_WORK TO COMPLETE_:
Only a number is expected: the count of lines in the listing where "subtitle" occurs.

_THE INPUT_:

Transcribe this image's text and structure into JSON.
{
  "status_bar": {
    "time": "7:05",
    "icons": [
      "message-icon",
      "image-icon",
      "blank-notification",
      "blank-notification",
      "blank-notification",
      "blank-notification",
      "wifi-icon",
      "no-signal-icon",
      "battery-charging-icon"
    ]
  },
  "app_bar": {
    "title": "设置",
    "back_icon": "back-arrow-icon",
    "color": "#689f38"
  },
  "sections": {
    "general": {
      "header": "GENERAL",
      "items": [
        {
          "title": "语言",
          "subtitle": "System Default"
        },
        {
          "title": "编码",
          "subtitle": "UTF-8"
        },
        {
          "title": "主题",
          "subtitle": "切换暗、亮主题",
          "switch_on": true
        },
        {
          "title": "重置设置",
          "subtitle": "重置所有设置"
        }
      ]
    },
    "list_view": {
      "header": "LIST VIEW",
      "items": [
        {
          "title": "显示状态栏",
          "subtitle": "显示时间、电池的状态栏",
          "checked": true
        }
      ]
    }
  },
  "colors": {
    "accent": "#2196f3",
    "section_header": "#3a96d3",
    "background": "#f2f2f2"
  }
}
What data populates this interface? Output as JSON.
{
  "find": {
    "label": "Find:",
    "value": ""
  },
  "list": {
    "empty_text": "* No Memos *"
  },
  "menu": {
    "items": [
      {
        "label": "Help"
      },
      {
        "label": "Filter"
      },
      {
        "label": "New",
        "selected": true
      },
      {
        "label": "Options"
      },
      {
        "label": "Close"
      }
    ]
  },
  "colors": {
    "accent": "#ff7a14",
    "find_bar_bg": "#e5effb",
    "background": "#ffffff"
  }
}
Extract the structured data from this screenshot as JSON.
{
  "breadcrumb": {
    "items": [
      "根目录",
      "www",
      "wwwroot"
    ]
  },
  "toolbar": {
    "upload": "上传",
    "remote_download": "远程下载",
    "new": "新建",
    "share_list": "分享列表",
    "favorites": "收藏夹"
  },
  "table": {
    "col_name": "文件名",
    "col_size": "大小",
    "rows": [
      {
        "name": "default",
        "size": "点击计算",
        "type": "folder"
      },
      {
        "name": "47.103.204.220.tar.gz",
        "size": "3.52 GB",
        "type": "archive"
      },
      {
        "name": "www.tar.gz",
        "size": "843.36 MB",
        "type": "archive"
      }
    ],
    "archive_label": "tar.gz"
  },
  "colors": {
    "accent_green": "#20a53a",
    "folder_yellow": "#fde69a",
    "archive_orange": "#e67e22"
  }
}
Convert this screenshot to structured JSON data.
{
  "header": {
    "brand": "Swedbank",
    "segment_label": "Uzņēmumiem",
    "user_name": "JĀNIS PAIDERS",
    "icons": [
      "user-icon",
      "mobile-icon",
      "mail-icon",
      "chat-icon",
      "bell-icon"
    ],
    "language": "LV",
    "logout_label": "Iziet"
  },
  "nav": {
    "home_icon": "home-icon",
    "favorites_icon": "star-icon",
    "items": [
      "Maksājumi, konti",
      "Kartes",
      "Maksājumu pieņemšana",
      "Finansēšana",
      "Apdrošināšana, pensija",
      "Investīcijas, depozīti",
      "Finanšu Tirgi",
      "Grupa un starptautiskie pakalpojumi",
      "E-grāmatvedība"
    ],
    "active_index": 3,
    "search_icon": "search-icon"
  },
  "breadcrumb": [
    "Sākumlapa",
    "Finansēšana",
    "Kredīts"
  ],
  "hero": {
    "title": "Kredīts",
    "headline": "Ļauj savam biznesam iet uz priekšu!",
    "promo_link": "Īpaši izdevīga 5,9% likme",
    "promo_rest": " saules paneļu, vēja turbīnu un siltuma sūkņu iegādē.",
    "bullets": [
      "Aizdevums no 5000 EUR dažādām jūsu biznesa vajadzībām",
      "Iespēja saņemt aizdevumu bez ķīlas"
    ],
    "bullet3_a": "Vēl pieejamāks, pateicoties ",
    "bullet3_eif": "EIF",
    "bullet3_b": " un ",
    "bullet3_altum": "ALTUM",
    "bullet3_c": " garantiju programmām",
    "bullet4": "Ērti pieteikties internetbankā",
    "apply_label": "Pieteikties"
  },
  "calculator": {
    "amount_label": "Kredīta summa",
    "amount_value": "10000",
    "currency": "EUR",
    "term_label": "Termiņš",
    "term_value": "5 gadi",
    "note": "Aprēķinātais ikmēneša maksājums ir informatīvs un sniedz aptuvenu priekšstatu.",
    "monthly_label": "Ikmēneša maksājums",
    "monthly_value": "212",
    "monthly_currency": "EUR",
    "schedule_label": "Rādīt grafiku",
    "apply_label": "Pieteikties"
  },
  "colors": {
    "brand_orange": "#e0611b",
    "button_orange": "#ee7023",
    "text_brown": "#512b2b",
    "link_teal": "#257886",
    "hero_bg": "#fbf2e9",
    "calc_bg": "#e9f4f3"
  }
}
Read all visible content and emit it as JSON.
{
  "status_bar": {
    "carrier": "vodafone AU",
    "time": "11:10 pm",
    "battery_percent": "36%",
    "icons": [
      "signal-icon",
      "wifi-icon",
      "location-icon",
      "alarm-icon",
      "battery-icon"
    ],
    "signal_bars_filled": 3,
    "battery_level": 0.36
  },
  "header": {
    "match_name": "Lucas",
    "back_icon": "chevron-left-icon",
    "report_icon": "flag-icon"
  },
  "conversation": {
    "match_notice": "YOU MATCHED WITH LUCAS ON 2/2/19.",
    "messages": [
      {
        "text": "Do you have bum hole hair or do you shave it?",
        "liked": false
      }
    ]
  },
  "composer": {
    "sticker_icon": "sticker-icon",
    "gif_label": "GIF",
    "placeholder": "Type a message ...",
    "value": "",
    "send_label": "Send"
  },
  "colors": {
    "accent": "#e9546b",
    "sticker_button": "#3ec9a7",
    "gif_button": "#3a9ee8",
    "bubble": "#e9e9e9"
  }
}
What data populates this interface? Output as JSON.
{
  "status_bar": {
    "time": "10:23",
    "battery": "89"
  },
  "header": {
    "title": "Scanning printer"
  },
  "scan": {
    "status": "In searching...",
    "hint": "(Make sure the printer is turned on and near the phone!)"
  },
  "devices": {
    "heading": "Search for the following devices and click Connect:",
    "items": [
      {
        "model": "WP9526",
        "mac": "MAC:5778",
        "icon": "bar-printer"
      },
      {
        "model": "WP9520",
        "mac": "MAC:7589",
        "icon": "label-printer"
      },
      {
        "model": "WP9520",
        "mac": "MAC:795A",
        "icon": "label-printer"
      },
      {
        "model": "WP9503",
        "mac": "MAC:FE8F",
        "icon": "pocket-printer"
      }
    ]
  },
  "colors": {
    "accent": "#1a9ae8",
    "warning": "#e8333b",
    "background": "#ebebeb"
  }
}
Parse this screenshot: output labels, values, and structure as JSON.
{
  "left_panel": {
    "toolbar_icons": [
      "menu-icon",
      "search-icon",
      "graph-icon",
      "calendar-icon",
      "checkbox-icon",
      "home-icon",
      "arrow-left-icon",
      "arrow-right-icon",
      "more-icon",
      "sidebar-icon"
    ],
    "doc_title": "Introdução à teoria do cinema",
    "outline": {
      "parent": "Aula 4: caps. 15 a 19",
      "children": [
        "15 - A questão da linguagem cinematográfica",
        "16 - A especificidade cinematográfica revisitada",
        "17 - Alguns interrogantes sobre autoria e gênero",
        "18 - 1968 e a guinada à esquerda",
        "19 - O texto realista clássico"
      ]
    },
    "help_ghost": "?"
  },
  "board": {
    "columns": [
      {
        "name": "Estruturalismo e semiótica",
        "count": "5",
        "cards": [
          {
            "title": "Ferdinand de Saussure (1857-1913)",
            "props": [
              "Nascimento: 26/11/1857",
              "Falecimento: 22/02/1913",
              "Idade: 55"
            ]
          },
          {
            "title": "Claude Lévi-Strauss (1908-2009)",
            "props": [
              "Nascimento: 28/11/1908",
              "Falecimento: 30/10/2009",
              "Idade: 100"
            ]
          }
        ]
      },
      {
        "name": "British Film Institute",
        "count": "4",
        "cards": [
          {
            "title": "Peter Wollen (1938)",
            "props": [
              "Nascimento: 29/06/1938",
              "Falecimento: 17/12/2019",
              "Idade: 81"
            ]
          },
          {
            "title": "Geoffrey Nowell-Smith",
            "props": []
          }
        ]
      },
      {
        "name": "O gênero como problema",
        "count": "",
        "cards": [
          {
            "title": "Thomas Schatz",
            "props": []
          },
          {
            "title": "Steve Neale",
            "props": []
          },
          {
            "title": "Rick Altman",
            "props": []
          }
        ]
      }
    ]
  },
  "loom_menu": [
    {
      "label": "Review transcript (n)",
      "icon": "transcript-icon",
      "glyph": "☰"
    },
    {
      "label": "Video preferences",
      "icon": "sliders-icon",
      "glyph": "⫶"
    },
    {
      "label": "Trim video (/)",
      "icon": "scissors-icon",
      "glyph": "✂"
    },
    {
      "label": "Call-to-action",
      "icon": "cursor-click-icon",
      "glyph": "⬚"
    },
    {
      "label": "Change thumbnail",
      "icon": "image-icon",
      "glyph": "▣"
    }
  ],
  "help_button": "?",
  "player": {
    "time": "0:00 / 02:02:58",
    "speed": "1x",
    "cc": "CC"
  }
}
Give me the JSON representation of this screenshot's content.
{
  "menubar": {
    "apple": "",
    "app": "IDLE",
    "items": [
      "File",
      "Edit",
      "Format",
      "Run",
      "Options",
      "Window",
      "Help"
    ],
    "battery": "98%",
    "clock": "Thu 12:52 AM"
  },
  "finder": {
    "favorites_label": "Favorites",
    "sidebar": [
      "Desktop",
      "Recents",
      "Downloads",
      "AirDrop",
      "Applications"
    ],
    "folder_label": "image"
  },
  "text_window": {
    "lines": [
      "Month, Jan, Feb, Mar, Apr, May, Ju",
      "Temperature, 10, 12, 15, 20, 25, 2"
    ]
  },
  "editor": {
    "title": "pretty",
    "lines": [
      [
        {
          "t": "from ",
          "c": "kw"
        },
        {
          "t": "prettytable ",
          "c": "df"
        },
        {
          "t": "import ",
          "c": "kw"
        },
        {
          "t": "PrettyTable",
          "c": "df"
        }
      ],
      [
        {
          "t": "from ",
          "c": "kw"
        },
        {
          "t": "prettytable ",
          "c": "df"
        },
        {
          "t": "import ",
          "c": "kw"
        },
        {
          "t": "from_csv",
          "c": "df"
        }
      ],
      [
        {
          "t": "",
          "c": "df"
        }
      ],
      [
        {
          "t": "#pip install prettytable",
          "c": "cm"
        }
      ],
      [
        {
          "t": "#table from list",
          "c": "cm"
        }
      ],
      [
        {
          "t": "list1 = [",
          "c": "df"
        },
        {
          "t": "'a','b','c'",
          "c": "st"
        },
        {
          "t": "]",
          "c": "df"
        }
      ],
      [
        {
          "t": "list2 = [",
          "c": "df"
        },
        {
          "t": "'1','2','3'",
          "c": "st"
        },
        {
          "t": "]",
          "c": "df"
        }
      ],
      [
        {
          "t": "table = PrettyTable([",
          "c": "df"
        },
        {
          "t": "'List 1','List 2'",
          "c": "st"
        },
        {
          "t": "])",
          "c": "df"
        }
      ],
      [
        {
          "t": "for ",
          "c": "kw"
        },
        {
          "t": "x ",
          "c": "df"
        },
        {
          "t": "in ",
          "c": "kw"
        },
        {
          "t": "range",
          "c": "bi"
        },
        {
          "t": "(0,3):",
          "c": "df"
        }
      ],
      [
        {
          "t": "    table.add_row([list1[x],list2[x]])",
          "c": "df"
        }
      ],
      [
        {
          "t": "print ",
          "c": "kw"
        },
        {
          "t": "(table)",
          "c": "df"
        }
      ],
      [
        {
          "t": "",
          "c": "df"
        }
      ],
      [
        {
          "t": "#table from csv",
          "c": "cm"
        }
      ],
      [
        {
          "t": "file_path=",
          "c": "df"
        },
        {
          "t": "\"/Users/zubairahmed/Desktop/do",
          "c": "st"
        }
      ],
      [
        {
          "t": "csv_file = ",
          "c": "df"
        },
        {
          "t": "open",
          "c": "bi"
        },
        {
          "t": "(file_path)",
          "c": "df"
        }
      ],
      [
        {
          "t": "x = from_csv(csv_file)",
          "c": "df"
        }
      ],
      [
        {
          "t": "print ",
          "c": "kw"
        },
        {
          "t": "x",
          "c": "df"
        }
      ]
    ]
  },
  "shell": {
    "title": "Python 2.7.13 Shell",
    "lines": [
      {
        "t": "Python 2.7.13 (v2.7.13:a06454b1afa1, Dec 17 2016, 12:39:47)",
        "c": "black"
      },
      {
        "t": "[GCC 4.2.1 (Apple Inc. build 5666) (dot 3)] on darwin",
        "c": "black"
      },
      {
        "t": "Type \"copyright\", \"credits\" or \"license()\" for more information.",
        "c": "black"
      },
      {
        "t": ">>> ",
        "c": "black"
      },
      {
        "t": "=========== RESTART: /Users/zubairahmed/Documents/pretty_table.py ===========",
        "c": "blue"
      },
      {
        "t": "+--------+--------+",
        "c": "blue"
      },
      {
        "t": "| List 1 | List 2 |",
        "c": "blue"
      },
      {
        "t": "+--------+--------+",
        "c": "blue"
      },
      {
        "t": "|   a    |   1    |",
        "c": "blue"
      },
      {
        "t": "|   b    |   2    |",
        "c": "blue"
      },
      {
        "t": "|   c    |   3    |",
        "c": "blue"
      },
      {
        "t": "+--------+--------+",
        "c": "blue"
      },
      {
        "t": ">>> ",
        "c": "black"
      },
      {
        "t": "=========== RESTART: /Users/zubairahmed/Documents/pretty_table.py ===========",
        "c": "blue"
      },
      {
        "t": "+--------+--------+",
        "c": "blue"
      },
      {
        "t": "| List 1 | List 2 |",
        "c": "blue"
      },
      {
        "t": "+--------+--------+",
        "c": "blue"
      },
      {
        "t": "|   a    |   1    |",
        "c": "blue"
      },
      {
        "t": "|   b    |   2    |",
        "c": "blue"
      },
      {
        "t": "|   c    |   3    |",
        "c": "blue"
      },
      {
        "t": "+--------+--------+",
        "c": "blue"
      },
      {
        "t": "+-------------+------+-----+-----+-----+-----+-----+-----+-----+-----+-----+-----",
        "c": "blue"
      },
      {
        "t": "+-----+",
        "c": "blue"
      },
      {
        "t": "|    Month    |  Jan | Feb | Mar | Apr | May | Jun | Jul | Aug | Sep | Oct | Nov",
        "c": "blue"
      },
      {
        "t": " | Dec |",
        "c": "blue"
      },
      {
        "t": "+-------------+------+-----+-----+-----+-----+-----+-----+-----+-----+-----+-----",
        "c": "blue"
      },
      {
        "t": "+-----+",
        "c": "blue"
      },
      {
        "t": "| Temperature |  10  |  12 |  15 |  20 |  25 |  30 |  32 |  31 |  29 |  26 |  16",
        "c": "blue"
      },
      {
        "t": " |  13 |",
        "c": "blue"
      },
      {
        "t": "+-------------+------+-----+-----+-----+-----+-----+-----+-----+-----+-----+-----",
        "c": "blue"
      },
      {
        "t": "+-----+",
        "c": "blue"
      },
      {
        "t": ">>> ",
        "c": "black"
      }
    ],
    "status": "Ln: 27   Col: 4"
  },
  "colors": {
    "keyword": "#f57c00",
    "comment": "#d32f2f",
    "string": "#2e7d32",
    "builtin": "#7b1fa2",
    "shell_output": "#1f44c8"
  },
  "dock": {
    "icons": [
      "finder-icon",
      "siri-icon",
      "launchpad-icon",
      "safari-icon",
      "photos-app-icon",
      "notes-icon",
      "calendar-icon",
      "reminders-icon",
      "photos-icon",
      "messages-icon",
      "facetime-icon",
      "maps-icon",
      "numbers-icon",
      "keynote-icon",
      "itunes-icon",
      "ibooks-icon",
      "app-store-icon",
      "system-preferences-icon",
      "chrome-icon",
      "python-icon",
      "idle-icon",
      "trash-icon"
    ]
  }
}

_RESPONSE TO THIS TASK_:
5